## Your objective
This exercise asks for the entries below to be printed exactly.

[[ Data provided open ]]

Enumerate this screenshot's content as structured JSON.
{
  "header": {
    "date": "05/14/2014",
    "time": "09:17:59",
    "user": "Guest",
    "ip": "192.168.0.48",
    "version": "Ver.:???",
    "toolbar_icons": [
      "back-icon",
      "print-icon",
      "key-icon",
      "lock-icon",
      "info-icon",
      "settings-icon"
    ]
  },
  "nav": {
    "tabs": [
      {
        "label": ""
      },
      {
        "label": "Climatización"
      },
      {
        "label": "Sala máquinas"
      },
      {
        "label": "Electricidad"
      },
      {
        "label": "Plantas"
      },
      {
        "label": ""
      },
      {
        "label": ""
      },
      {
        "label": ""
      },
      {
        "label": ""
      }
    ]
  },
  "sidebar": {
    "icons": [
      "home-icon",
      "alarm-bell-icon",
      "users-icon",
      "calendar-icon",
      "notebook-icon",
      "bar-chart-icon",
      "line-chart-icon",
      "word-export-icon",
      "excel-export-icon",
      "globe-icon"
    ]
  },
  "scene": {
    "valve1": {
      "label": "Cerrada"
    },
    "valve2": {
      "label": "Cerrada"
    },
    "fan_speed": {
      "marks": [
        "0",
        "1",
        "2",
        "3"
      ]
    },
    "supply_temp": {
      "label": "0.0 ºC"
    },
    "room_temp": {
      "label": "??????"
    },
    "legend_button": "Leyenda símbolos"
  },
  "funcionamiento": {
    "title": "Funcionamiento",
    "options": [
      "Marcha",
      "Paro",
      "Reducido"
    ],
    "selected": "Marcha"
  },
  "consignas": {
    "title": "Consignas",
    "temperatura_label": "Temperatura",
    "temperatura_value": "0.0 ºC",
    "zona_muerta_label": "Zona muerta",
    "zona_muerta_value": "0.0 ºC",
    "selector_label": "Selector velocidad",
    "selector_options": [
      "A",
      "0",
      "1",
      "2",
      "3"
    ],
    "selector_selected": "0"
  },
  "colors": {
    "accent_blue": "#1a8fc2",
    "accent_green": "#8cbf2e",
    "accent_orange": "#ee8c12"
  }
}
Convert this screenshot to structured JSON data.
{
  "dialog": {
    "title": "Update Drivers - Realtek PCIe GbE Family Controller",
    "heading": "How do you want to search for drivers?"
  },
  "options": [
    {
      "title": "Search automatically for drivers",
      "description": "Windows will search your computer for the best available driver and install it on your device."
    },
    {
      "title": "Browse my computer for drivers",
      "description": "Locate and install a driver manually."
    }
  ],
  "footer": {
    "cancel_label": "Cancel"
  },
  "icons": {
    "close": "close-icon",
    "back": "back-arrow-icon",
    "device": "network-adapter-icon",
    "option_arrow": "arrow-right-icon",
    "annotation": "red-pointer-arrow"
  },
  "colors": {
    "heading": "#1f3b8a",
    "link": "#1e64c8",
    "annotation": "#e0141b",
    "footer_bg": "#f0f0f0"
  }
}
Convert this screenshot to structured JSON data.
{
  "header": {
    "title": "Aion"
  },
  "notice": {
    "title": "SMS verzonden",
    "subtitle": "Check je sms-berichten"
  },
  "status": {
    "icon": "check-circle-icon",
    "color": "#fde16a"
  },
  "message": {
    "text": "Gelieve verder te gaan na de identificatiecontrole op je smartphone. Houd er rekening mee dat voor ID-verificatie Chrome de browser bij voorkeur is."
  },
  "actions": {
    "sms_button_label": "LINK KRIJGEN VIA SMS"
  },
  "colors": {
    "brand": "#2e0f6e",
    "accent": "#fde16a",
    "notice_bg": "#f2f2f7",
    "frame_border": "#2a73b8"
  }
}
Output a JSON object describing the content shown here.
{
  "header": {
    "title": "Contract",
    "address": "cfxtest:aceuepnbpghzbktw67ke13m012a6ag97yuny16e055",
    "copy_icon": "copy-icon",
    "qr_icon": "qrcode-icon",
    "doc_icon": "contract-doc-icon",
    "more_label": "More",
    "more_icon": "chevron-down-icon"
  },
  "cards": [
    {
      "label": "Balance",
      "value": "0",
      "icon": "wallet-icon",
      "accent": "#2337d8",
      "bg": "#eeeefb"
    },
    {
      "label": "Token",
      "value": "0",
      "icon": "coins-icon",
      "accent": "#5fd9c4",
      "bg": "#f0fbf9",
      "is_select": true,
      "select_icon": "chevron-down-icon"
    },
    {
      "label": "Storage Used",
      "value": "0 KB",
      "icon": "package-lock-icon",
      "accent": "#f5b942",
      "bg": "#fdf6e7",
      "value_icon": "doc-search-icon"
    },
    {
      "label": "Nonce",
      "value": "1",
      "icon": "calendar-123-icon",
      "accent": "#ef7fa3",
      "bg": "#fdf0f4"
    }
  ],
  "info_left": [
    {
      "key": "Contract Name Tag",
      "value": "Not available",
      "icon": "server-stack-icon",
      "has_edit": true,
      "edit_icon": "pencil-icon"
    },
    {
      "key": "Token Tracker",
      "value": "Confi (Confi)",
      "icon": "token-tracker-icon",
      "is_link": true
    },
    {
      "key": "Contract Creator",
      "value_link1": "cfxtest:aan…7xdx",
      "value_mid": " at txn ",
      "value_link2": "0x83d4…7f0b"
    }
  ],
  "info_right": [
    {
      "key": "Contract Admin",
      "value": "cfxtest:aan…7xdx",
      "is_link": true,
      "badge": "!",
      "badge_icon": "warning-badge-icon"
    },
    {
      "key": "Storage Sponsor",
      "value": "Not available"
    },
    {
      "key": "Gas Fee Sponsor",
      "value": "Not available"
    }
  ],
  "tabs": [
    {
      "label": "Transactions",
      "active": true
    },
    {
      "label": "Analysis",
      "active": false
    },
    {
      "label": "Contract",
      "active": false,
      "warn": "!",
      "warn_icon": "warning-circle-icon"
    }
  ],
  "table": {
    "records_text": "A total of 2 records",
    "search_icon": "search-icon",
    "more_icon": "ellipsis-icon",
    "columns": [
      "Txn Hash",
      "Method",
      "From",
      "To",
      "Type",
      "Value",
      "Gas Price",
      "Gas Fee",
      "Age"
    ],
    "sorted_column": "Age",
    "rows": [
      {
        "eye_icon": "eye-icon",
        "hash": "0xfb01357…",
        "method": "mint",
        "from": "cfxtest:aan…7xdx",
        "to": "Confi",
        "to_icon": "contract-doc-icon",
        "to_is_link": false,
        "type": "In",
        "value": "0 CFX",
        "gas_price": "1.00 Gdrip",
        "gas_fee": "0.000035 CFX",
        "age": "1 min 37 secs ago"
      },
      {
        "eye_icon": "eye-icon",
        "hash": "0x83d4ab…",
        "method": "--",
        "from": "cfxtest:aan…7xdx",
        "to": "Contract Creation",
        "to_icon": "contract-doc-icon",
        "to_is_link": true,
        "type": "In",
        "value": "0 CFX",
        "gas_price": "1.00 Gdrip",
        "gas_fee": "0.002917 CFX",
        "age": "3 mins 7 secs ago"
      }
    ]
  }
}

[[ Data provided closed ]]

## Response to the exercise
Enumerate this screenshot's content as structured JSON.
{
  "header": {
    "date": "05/14/2014",
    "time": "09:17:59",
    "user": "Guest",
    "ip": "192.168.0.48",
    "version": "Ver.:???",
    "toolbar_icons": [
      "back-icon",
      "print-icon",
      "key-icon",
      "lock-icon",
      "info-icon",
      "settings-icon"
    ]
  },
  "nav": {
    "tabs": [
      {
        "label": ""
      },
      {
        "label": "Climatización"
      },
      {
        "label": "Sala máquinas"
      },
      {
        "label": "Electricidad"
      },
      {
        "label": "Plantas"
      },
      {
        "label": ""
      },
      {
        "label": ""
      },
      {
        "label": ""
      },
      {
        "label": ""
      }
    ]
  },
  "sidebar": {
    "icons": [
      "home-icon",
      "alarm-bell-icon",
      "users-icon",
      "calendar-icon",
      "notebook-icon",
      "bar-chart-icon",
      "line-chart-icon",
      "word-export-icon",
      "excel-export-icon",
      "globe-icon"
    ]
  },
  "scene": {
    "valve1": {
      "label": "Cerrada"
    },
    "valve2": {
      "label": "Cerrada"
    },
    "fan_speed": {
      "marks": [
        "0",
        "1",
        "2",
        "3"
      ]
    },
    "supply_temp": {
      "label": "0.0 ºC"
    },
    "room_temp": {
      "label": "??????"
    },
    "legend_button": "Leyenda símbolos"
  },
  "funcionamiento": {
    "title": "Funcionamiento",
    "options": [
      "Marcha",
      "Paro",
      "Reducido"
    ],
    "selected": "Marcha"
  },
  "consignas": {
    "title": "Consignas",
    "temperatura_label": "Temperatura",
    "temperatura_value": "0.0 ºC",
    "zona_muerta_label": "Zona muerta",
    "zona_muerta_value": "0.0 ºC",
    "selector_label": "Selector velocidad",
    "selector_options": [
      "A",
      "0",
      "1",
      "2",
      "3"
    ],
    "selector_selected": "0"
  },
  "colors": {
    "accent_blue": "#1a8fc2",
    "accent_green": "#8cbf2e",
    "accent_orange": "#ee8c12"
  }
}
Convert this screenshot to structured JSON data.
{
  "dialog": {
    "title": "Update Drivers - Realtek PCIe GbE Family Controller",
    "heading": "How do you want to search for drivers?"
  },
  "options": [
    {
      "title": "Search automatically for drivers",
      "description": "Windows will search your computer for the best available driver and install it on your device."
    },
    {
      "title": "Browse my computer for drivers",
      "description": "Locate and install a driver manually."
    }
  ],
  "footer": {
    "cancel_label": "Cancel"
  },
  "icons": {
    "close": "close-icon",
    "back": "back-arrow-icon",
    "device": "network-adapter-icon",
    "option_arrow": "arrow-right-icon",
    "annotation": "red-pointer-arrow"
  },
  "colors": {
    "heading": "#1f3b8a",
    "link": "#1e64c8",
    "annotation": "#e0141b",
    "footer_bg": "#f0f0f0"
  }
}
Convert this screenshot to structured JSON data.
{
  "header": {
    "title": "Aion"
  },
  "notice": {
    "title": "SMS verzonden",
    "subtitle": "Check je sms-berichten"
  },
  "status": {
    "icon": "check-circle-icon",
    "color": "#fde16a"
  },
  "message": {
    "text": "Gelieve verder te gaan na de identificatiecontrole op je smartphone. Houd er rekening mee dat voor ID-verificatie Chrome de browser bij voorkeur is."
  },
  "actions": {
    "sms_button_label": "LINK KRIJGEN VIA SMS"
  },
  "colors": {
    "brand": "#2e0f6e",
    "accent": "#fde16a",
    "notice_bg": "#f2f2f7",
    "frame_border": "#2a73b8"
  }
}
Output a JSON object describing the content shown here.
{
  "header": {
    "title": "Contract",
    "address": "cfxtest:aceuepnbpghzbktw67ke13m012a6ag97yuny16e055",
    "copy_icon": "copy-icon",
    "qr_icon": "qrcode-icon",
    "doc_icon": "contract-doc-icon",
    "more_label": "More",
    "more_icon": "chevron-down-icon"
  },
  "cards": [
    {
      "label": "Balance",
      "value": "0",
      "icon": "wallet-icon",
      "accent": "#2337d8",
      "bg": "#eeeefb"
    },
    {
      "label": "Token",
      "value": "0",
      "icon": "coins-icon",
      "accent": "#5fd9c4",
      "bg": "#f0fbf9",
      "is_select": true,
      "select_icon": "chevron-down-icon"
    },
    {
      "label": "Storage Used",
      "value": "0 KB",
      "icon": "package-lock-icon",
      "accent": "#f5b942",
      "bg": "#fdf6e7",
      "value_icon": "doc-search-icon"
    },
    {
      "label": "Nonce",
      "value": "1",
      "icon": "calendar-123-icon",
      "accent": "#ef7fa3",
      "bg": "#fdf0f4"
    }
  ],
  "info_left": [
    {
      "key": "Contract Name Tag",
      "value": "Not available",
      "icon": "server-stack-icon",
      "has_edit": true,
      "edit_icon": "pencil-icon"
    },
    {
      "key": "Token Tracker",
      "value": "Confi (Confi)",
      "icon": "token-tracker-icon",
      "is_link": true
    },
    {
      "key": "Contract Creator",
      "value_link1": "cfxtest:aan…7xdx",
      "value_mid": " at txn ",
      "value_link2": "0x83d4…7f0b"
    }
  ],
  "info_right": [
    {
      "key": "Contract Admin",
      "value": "cfxtest:aan…7xdx",
      "is_link": true,
      "badge": "!",
      "badge_icon": "warning-badge-icon"
    },
    {
      "key": "Storage Sponsor",
      "value": "Not available"
    },
    {
      "key": "Gas Fee Sponsor",
      "value": "Not available"
    }
  ],
  "tabs": [
    {
      "label": "Transactions",
      "active": true
    },
    {
      "label": "Analysis",
      "active": false
    },
    {
      "label": "Contract",
      "active": false,
      "warn": "!",
      "warn_icon": "warning-circle-icon"
    }
  ],
  "table": {
    "records_text": "A total of 2 records",
    "search_icon": "search-icon",
    "more_icon": "ellipsis-icon",
    "columns": [
      "Txn Hash",
      "Method",
      "From",
      "To",
      "Type",
      "Value",
      "Gas Price",
      "Gas Fee",
      "Age"
    ],
    "sorted_column": "Age",
    "rows": [
      {
        "eye_icon": "eye-icon",
        "hash": "0xfb01357…",
        "method": "mint",
        "from": "cfxtest:aan…7xdx",
        "to": "Confi",
        "to_icon": "contract-doc-icon",
        "to_is_link": false,
        "type": "In",
        "value": "0 CFX",
        "gas_price": "1.00 Gdrip",
        "gas_fee": "0.000035 CFX",
        "age": "1 min 37 secs ago"
      },
      {
        "eye_icon": "eye-icon",
        "hash": "0x83d4ab…",
        "method": "--",
        "from": "cfxtest:aan…7xdx",
        "to": "Contract Creation",
        "to_icon": "contract-doc-icon",
        "to_is_link": true,
        "type": "In",
        "value": "0 CFX",
        "gas_price": "1.00 Gdrip",
        "gas_fee": "0.002917 CFX",
        "age": "3 mins 7 secs ago"
      }
    ]
  }
}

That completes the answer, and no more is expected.